Total Loss-Absorbing Capacity. Under current Federal Reserve Board regulations, certain bank holding companies and intermediate holding companies with total consolidated assets of $50 billion or more are subject to a “total loss-absorbing capacity,” or TLAC, requirement, which would provide needed capital during a resolution process. Treasury recommends that the Federal Reserve Board recalibrate one of the TLAC requirements for intermediate holding companies by taking into consideration the non-U.S. parent’s ability to provide the necessary capital and liquidity resources to the U.S. intermediate holding company, and enter into agreements with home country supervisors in order to allow those resources to be deployed when necessary.
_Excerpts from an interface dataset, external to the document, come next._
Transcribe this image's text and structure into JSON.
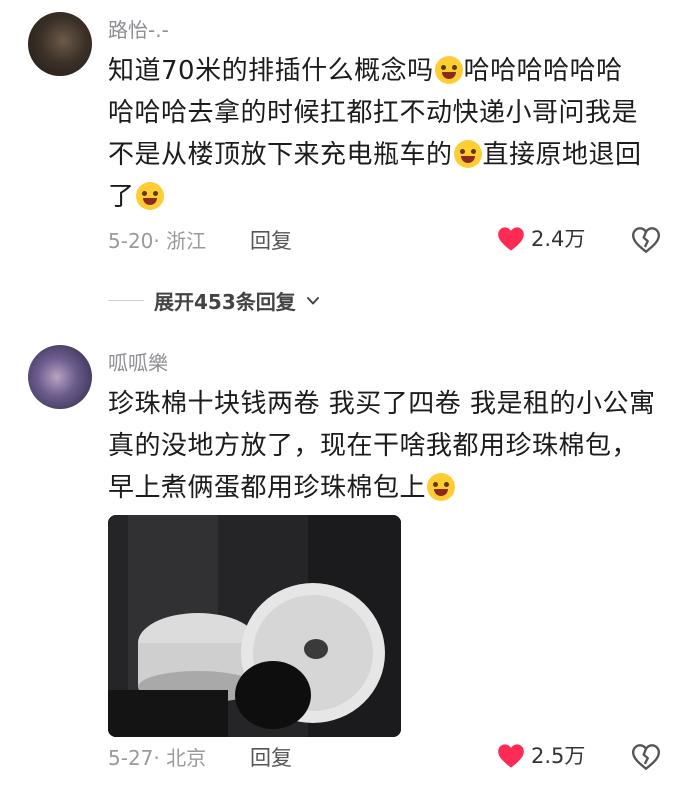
{
  "comments": [
    {
      "username": "路怡-.-",
      "lines": [
        "知道70米的排插什么概念吗",
        "哈哈哈哈哈哈",
        "哈哈哈去拿的时候扛都扛不动快递小哥问我是",
        "不是从楼顶放下来充电瓶车的",
        "直接原地退回",
        "了"
      ],
      "date_location": "5-20· 浙江",
      "reply_label": "回复",
      "like_count": "2.4万"
    },
    {
      "username": "呱呱樂",
      "lines": [
        "珍珠棉十块钱两卷 我买了四卷  我是租的小公寓",
        "真的没地方放了，现在干啥我都用珍珠棉包，",
        "早上煮俩蛋都用珍珠棉包上"
      ],
      "date_location": "5-27· 北京",
      "reply_label": "回复",
      "like_count": "2.5万"
    }
  ],
  "expand_replies": "展开453条回复",
  "icons": {
    "like": "heart-icon",
    "dislike": "broken-heart-icon",
    "expand": "chevron-down-icon",
    "emoji": "laughing-crying-emoji"
  },
  "colors": {
    "heart": "#fe2c55",
    "username": "#8e8e93",
    "meta": "#9a9a9a"
  }
}
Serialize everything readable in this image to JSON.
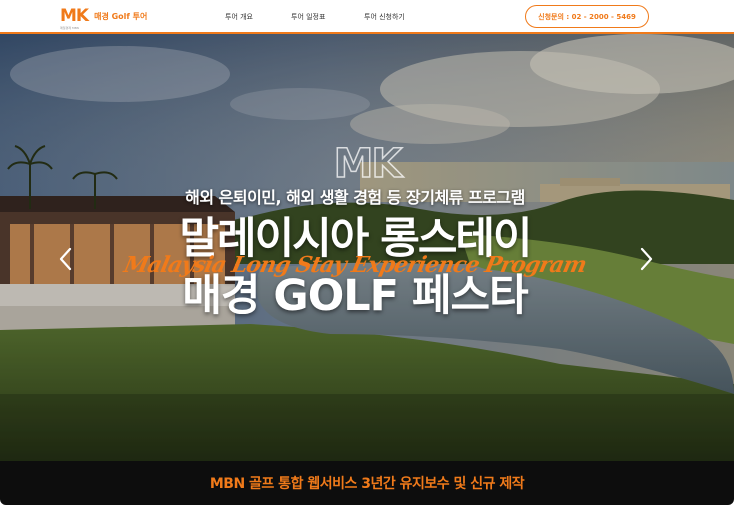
{
  "header": {
    "logo_mark": "MK",
    "logo_sub": "매일경제 MBN",
    "logo_text": "매경 Golf 투어",
    "nav": [
      "투어 개요",
      "투어 일정표",
      "투어 신청하기"
    ],
    "contact_label": "신청문의 : 02 - 2000 - 5469"
  },
  "hero": {
    "watermark": "MK",
    "subtitle": "해외 은퇴이민, 해외 생활 경험 등 장기체류 프로그램",
    "title_line1": "말레이시아 롱스테이",
    "script_text": "Malaysia Long Stay Experience Program",
    "title_line2": "매경 GOLF 페스타"
  },
  "footer_bar": {
    "text": "MBN 골프 통합 웹서비스 3년간 유지보수 및 신규 제작"
  },
  "colors": {
    "accent": "#f07a1a",
    "bar_bg": "#0d0d0d"
  },
  "icons": [
    "chevron-left-icon",
    "chevron-right-icon"
  ]
}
The report’s recommendations cover a wide regulatory area. This column focuses on those that might be of more interest to non-U.S. banks operating in the United States. As noted above, this report requires further action and it will be interesting to see where such regulatory reform fits within the legislative and regulatory agenda of the Administration.
1. “Trump Deregulation: What’s in It for non-U.S. Banks?, New York Law Journal, March 13, 2017.
2. Core Principles for Regulating the United States Financial System, February 3, 2017, 82 Fed. Reg. 9965, February 8, 2017.
5. The Report, page 5.
6. Pub. Law 111-203, July 21, 2010.
7. The “purpose test:” purchases or sales of financial instruments subject to the Volcker Rule (“covered financial instruments”) must principally be for the purpose of: (a) short-term resale; (b) benefitting from actual or expected short-term price movements; (c) realizing short-term arbitrage profits; or (d) hedging one or more positions resulting from one of the foregoing purchases or sales.
8. The Report, pages 54-56.